We’ve been anticipating the arrival of Green And Gray, Pile’s follow up 2017’s A Hairshirt Of Purpose. High expectations were set with lead single “Bruxist Grin” back in March. The DIY rockers also shared the pointedly political song called “The Soft Hands Of Stephen Miller” along with a music video. Last week, Pile shared yet another single called “Hair,” which offered an entirely different and relaxed flavor. Today, we get to hear Green And Gray in full.
The album is rife with melodic insurgency. It fluctuates from seismic, blown-out riffs to opposite extremes of quiet calm, creating a cerebral anxiety that comes and goes. Songs like “Your Performance” have this eerie, lulling feeling, and once you’ve adjusted to that discomfort, a heavy kick drum thrusts the song into an entirely different tempo. “Hiding Places” is a superbly rewarding seven-plus-minute brawl with swelling interspaces that swallow any air not occupied by fuzz and lunging bass work.
According to frontman Rick Maguire, the feelings of anxiety and existentialism were byproducts self-discovery and examination.

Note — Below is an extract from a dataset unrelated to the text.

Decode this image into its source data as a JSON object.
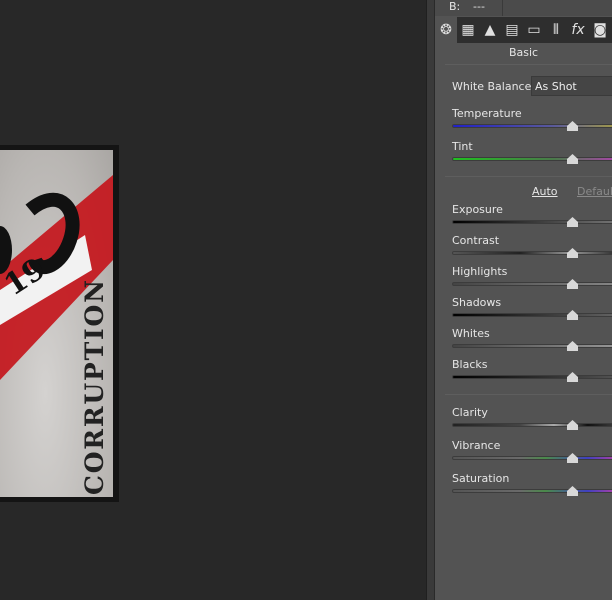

Here he is with more on the album:
I’m just trying to figure out where I’m at with the whole thing. Living like this never ceases to be strange. I’m doing exactly what I want to do and I love it very much, that’s stayed there for me, but I’m just watching things change around me as I go. I’m a mid 30s guy on that line, and these are my own emotional observations on those feelings. I put a lot of energy into making these things that are about, on some level, how I feel, but the feelings themselves are like riddles, so the songs are the best answers I can come up with. I put a lot of myself into it. I think it’s a good honest piece of work.
Stream Green And Gray below.
Green And Gray is out 5/3 via Exploding In Sound. Get it here.